Amnesty International has blamed “failing EU policies” for the soaring death toll among refugees and migrants in the central Mediterranean.
In a report, it said “cynical deals” with Libya consigned thousands to the risk of drowning, rape and torture.
It said the EU was turning a blind eye to abuses in Libyan detention centres, and was mostly leaving it up to sea rescue charities to save migrants.
More than 2,000 people have died in 2017 trying to get to Europe, it said.
The EU has so far made no public comments on Amnesty’s report.
It comes as interior ministers from the 28-member bloc are meeting in Tallinn, Estonia, to discuss the migrant crisis.
They will review a $92m (£71m) action plan unveiled by the European Commission to deal with the issue.
The commission proposes to use more than 50% of the funds to boost the Libyan coastguard’s capacity to stop traffickers launching boatloads of migrants out to sea to be rescued.
The rest is to help Italy feed, house and process the migrants who get there.
Italian ports have continued to see a large number of migrants arrive in the past year, putting stress on the country’s asylum system.
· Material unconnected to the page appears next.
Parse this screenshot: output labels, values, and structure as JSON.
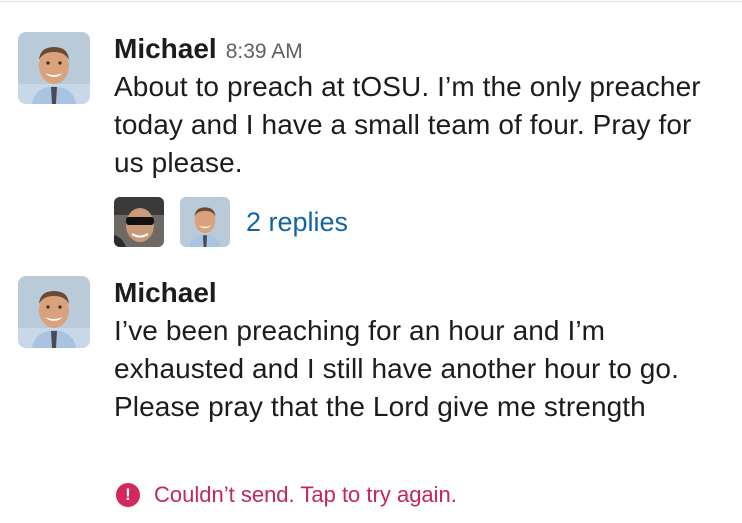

Earlier this month, officials suggested closing Italy’s ports to foreign rescue ships – something which is legally difficult, but indicative of the strain the country is under.
The UN High Commissioner for Refugees added his voice to calls for more assistance for the Mediterranean nation from the international community.
“What is happening in front of our eyes in Italy is an unfolding tragedy,” Filippo Grandi said at the time. “This cannot be an Italian problem alone.”
Italy’s problem is partly attributed to the instability in nearby Libya, which is largely controlled by a multitude of armed militias, loyal to rival government factions. The country has been embroiled in widespread conflict since the downfall of Col Muammar Gaddafi in 2011.
In the power vacuum, people smugglers operating from the country’s north coast are putting African refugees to sea in the hope of reaching Italy, often on flimsy rafts which cannot make the entire journey. Instead, humanitarian vessels rescue them from the water and deliver the migrants to the nearest port – an Italian one.
“Rather than acting to save lives and offer protection, European ministers… are shamelessly prioritising reckless deals with Libya in a desperate bid to prevent refugees and migrants from reaching Italy,” said John Dalhuisen, Amnesty’s Europe director.
“European states have progressively turned their backs on a search and rescue strategy that was reducing mortality at sea in favour of one that has seen thousands drown and left desperate men, women and children trapped in Libya, exposed to horrific abuses,” he said.
Amnesty’s report said measures implemented by the EU to strengthen search and rescue in the central Mediterranean in 2015 had dramatically decreased deaths at sea.
But this priority was short-lived, the document said, adding that the EU later shifted its focus to disrupting smugglers and preventing departures from Libya.
Such practices and an increasing use of unseaworthy boats had made the sea even more unsafe, Amnesty said.
Interceptions by the Libyan coastguard often put refugees and migrants at risk, the rights group warned.
It said that there were serious allegations that coastguard members were colluding with smugglers and abusing migrants.
“If the second half of this year continues as the first and urgent action is not taken, 2017 looks set to become the deadliest year for the deadliest migration route in the world,” Mr Dalhuisen said.
“The EU must rethink its co-operation with Libya’s woefully dysfunctional coastguard and deploy more vessels where they are desperately needed.”
Mr Dalhuisen stressed that “ultimately the only sustainable and humane way to reduce the numbers risking such horrific journeys is to open more safe and legal routes for migrants and refugees to reach Europe”.
A note on terminology: The BBC uses the term migrant to refer to all people on the move who have yet to complete the legal process of claiming asylum. This group includes people fleeing war-torn countries such as Syria, who are likely to be granted refugee status, as well as people who are seeking jobs and better lives, who governments are likely to rule are economic migrants.